» The data
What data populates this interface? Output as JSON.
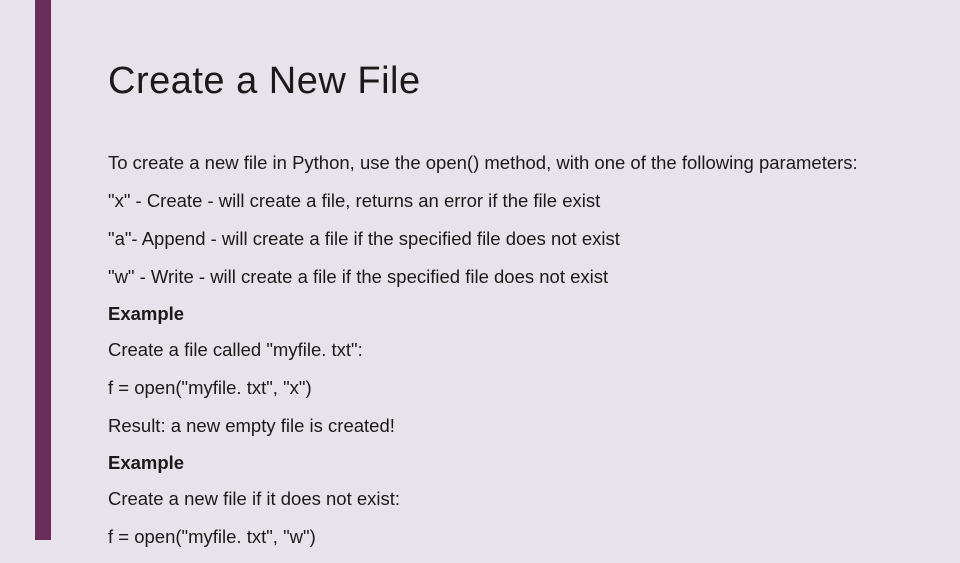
{
  "title": "Create a New File",
  "intro": "To create a new file in Python, use the open() method, with one of the following parameters:",
  "modes": {
    "x": "\"x\" - Create - will create a file, returns an error if the file exist",
    "a": "\"a\"- Append - will create a file if the specified file does not exist",
    "w": "\"w\" - Write - will create a file if the specified file does not exist"
  },
  "example1": {
    "label": "Example",
    "desc": "Create a file called \"myfile. txt\":",
    "code": "f = open(\"myfile. txt\", \"x\")",
    "result": "Result: a new empty file is created!"
  },
  "example2": {
    "label": "Example",
    "desc": "Create a new file if it does not exist:",
    "code": "f = open(\"myfile. txt\", \"w\")"
  }
}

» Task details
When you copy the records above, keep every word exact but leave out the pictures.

» Output of the task
What data populates this interface? Output as JSON.
{
  "title": "Create a New File",
  "intro": "To create a new file in Python, use the open() method, with one of the following parameters:",
  "modes": {
    "x": "\"x\" - Create - will create a file, returns an error if the file exist",
    "a": "\"a\"- Append - will create a file if the specified file does not exist",
    "w": "\"w\" - Write - will create a file if the specified file does not exist"
  },
  "example1": {
    "label": "Example",
    "desc": "Create a file called \"myfile. txt\":",
    "code": "f = open(\"myfile. txt\", \"x\")",
    "result": "Result: a new empty file is created!"
  },
  "example2": {
    "label": "Example",
    "desc": "Create a new file if it does not exist:",
    "code": "f = open(\"myfile. txt\", \"w\")"
  }
}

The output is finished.